Imagine cooking a sensational meal and then serving it on paper plates and using the kids plastic cutlery to save on the washing. 

It might still taste great (and you are doing your bit for the environment) but a vital part of any great meal is the full experience.

Far too often, the vital question and answer section at the end of a presentation or investor pitch is forgotten about, and the audience doesn’t get the whole experience.  

People tend to spend less time preparing for the Q&A either because there is real trepidation about what might be asked, and they are sticking their heads in the sand. Or they want to focus on the area they perceive they have the most control over, the presentation, and aren’t sure how to prepare for the questions.   

Any presentation’s question and answer section should be seen as a brilliant opportunity for two-way communication between you and your audience and a chance for people to get the additional information they need. 

It might seem like something out with your control, but this is far from the truth. You can prepare for a large majority of the Q&A and even use the presentation to guide some of the questions to help you manage the situation.

So to help you get ready for the other 50% of your presentation, here are some ideas to make the most of your question and answer session. 

Prepare yourself

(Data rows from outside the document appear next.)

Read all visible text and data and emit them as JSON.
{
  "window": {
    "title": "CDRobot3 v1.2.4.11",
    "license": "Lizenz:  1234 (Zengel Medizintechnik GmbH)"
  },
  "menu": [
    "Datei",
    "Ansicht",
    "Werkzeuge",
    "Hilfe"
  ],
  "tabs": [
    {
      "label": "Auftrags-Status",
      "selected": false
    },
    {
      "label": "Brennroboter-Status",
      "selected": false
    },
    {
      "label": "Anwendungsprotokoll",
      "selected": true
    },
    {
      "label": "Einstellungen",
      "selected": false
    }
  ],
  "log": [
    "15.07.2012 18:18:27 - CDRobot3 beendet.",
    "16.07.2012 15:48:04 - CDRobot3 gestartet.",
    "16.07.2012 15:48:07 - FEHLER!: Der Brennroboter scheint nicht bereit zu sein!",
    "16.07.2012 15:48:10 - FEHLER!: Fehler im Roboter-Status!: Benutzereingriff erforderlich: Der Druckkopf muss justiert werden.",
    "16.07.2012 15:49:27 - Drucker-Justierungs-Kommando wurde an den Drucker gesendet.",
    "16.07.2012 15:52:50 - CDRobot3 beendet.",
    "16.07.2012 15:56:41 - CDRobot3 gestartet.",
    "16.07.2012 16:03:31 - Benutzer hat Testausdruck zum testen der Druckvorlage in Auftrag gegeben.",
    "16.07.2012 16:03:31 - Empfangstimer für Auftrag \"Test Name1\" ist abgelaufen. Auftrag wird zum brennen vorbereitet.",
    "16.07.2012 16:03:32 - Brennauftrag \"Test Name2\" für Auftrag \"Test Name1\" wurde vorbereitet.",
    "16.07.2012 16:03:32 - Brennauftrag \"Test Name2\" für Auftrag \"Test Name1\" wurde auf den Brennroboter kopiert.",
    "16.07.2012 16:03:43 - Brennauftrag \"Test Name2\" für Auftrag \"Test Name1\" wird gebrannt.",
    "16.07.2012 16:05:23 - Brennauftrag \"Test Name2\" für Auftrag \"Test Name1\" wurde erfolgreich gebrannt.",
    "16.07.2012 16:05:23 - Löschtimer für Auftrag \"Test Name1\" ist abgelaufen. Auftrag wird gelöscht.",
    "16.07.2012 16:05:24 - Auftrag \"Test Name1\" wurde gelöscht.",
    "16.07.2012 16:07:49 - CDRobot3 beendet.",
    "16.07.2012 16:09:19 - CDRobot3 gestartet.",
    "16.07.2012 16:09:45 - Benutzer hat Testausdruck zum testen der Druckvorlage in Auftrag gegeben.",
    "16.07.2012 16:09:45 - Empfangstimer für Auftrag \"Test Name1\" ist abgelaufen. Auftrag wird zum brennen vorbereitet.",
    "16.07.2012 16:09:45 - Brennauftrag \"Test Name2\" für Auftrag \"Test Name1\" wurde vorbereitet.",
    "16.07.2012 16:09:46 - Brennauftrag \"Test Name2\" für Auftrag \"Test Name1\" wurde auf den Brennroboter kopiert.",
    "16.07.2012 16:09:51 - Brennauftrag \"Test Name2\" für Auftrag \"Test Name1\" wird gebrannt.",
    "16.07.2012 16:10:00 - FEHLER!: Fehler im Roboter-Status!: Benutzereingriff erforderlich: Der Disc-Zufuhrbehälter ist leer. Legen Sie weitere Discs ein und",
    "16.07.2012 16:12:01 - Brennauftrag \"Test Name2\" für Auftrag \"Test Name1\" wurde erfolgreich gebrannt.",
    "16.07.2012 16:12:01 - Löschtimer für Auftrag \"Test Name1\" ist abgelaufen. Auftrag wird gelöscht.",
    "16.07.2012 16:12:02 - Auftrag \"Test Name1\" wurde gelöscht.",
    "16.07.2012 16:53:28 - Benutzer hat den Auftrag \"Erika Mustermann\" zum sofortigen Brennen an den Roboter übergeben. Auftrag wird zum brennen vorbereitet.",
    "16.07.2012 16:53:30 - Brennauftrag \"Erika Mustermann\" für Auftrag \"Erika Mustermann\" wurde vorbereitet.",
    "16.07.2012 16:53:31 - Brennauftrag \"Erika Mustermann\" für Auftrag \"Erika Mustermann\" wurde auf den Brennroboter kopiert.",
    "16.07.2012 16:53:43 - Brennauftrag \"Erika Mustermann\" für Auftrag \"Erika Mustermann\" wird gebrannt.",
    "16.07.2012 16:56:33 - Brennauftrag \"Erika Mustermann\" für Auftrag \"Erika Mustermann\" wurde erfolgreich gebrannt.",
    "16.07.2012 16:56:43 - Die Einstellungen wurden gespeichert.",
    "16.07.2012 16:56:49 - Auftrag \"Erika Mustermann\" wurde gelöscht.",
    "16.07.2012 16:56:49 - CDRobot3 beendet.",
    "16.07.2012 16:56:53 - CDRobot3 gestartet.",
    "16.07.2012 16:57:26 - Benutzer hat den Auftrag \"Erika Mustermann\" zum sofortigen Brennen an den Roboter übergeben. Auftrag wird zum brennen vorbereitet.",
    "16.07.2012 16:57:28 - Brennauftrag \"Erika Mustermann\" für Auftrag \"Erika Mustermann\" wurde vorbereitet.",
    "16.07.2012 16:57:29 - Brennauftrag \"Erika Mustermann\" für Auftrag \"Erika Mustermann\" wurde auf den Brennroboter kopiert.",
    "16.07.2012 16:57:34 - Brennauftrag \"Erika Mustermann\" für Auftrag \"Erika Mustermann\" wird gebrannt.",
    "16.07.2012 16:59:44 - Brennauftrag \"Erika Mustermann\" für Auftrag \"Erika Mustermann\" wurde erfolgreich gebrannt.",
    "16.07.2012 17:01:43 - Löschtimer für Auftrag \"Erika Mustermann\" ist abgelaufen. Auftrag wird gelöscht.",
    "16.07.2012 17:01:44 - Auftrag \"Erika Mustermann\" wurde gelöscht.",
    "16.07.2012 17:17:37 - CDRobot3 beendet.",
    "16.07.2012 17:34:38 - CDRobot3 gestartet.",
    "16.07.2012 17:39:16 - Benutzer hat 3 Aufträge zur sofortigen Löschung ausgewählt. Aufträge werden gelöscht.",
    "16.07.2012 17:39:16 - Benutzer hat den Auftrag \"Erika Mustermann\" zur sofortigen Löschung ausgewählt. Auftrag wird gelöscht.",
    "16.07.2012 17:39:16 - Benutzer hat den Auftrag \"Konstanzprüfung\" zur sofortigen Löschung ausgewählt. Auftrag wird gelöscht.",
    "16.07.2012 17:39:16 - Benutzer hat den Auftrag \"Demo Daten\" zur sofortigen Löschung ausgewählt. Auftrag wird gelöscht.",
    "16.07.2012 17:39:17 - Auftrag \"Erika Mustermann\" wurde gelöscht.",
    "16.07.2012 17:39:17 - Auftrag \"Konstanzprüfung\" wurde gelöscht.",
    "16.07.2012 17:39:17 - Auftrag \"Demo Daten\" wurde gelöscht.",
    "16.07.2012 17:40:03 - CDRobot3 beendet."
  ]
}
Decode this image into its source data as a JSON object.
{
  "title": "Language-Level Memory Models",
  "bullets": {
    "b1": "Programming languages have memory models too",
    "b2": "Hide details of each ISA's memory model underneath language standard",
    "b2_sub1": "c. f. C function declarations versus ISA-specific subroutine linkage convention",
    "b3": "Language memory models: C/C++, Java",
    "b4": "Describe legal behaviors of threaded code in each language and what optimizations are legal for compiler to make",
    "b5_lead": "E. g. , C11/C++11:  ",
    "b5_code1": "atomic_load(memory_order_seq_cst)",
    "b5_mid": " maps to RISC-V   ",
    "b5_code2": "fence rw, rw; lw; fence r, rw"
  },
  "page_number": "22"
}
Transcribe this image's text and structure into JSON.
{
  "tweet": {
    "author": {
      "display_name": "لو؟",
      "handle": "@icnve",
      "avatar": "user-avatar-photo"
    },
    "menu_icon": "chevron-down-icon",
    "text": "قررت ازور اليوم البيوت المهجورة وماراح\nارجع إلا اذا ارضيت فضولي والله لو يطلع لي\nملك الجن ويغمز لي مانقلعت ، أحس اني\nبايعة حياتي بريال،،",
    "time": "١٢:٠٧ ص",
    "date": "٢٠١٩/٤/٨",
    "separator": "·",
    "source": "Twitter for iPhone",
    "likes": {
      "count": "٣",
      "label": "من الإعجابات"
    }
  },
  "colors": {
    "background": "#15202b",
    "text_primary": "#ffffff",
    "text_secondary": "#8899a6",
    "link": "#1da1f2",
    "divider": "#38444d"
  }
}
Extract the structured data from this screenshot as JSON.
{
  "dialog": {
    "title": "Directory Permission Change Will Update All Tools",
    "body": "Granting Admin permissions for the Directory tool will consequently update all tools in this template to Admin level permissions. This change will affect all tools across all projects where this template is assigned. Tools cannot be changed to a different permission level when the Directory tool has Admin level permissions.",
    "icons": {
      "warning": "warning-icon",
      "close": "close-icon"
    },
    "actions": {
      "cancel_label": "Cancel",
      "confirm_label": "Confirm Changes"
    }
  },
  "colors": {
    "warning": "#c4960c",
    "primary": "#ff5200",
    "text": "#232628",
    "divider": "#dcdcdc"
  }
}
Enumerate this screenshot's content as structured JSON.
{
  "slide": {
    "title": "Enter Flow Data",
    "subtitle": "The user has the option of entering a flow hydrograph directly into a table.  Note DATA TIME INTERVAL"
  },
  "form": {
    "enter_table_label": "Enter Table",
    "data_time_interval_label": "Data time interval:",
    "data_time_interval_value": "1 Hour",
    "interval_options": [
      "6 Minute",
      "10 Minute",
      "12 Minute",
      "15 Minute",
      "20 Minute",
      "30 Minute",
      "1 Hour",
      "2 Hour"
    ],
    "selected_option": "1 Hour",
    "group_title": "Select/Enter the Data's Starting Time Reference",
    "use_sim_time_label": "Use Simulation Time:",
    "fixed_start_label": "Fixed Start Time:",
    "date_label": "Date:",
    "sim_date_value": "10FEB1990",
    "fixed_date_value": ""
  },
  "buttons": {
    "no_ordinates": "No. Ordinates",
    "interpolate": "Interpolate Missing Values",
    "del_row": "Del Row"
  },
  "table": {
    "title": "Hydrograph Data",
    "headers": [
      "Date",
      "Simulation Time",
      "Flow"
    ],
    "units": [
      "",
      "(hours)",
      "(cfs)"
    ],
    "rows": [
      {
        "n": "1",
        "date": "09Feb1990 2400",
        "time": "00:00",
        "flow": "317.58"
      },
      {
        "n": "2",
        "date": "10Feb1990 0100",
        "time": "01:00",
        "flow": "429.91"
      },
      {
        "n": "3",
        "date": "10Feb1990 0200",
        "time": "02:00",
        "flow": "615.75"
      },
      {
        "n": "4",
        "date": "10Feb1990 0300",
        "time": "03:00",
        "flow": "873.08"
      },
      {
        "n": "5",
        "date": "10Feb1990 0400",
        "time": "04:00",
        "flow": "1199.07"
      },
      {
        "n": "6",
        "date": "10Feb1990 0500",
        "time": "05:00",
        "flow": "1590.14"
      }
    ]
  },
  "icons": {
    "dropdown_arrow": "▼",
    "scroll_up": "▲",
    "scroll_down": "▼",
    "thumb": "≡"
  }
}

It is crucial you start with the right mindset. You will find it difficult to succeed if you view a question and answer session as a “them vs us” situation. Don’t start with a defensive mindset; it will impact the tone of your answers and create a negative situation. 

Remember our negotiation techniques – find a win-win. 

Your Top Five

Try to think about the top five types of questions you’d really rather not receive. Perhaps you are not as strong on the financial side of the business, or maybe the HR and training aspect of your business is not where your skills lie. 

Whatever you feel least comfortable with, prepare with some key facts around these areas and craft some answers as any good, agile speaker would so that you can adapt to suit the question’s premise.

And finally, as part of your preparation, get ready with an upbeat closing line to the final question. Use that opportunity to remind the audience about your key takeaways from your whole presentation. 

Pause, Set and Answer

Using a short pause before you speak will help establish a consistent rhythm to your answers and show you are in control of the situation, not just throwing out answers off the cuff. 

It will also help you gather your thoughts and prepare a short, concise answer to the question.

Consistently pausing before you answer will help you mask the more difficult questions where you require that split second or two to gather your thoughts, again putting you back in control. 

Listen and Give Direct Answers

There is nothing worse than wasting time answering the wrong question during what is often a short Q&A. Either you have misunderstood the question, or you’ve not been properly listening in your ‘post presentation’ relaxation, and you are now not accurately answering. 

Make sure you are actively listening to the question, not just hearing the audience member speak. It might be an idea to jot down some notes if you can. 

Also, make sure you answer the person who has asked the question. In a face to face scenario, it is easy to make eye contact with the person posing the question, and as you work through the answer, you can broaden it out to the whole audience when you feel it’s appropriate.  

However, if you are working virtually, you can make it more obvious by using the questioner’s name in your answer. 

Direct, Open and Honest

There will be the odd occasion when you encounter a question to which you don’t know the answer. This is not the end of the world, and it’s certainly not fatal for your presentation or pitch.

If this is the case and you don’t know the answer, say so. Tell the questioner that you will find the answer for them and get back to them. 

There are very few occasions when it is acceptable to say ‘No comment’, and most involve lawyers. There will be situations when, due to legal reasons or as a result of company policy, that you won’t be able to divulge as much as your audience would like, but that’s fine; people will understand. 

You will likely know the topic that will trigger that question, so prepare for it and respond appropriately. 

Don’t over-answer; keep the answers simple and to the point. Try to be concise, and answer what you have been asked, don’t waste time providing lots of background or context where it’s not needed. If your audience does require more information, that can become the next question. 

Also, think about your audience and try to answer using appropriate vocabulary. If you are not addressing an audience of peers, then technical jargon will almost be lost on them, reducing the impact of your message. It will confuse and likely result in more questions.

Turning Negative into a Positive

There will, on occasions, be questions you don’t want to answer or that are framed in a way that raises the hackles on the back of your neck. 

The first thing to remember is that all questions are valid, but it is how you handle them that matters. 

Firstly, empathise with the questioner and show you understand their point of view, even if you disagree. 

Then move the conversation onto some common ground; more often than not, this is the bigger picture, the organisation’s strategic direction, and the successful end goal that the question relates to. 

Now start to rephrase the question if you can. Move the topic to a more neutral space using some bridging techniques to guide the conversation to a position where you can provide a more positive response. 

It will help if you’re not evasive, so this will take some practice.

Win-Win

The crux of a good question and answer session is that everyone walks away feeling like they’ve got what they need. 

The audience feels like they have been part of a two-way conversation, and you feel like you have imparted as much insight and knowledge through your Q&A as you did in your presentation. 

It definitely takes practice, but there is absolutely no need to go into any question and answer session unprepared, and I can help. 


Back to News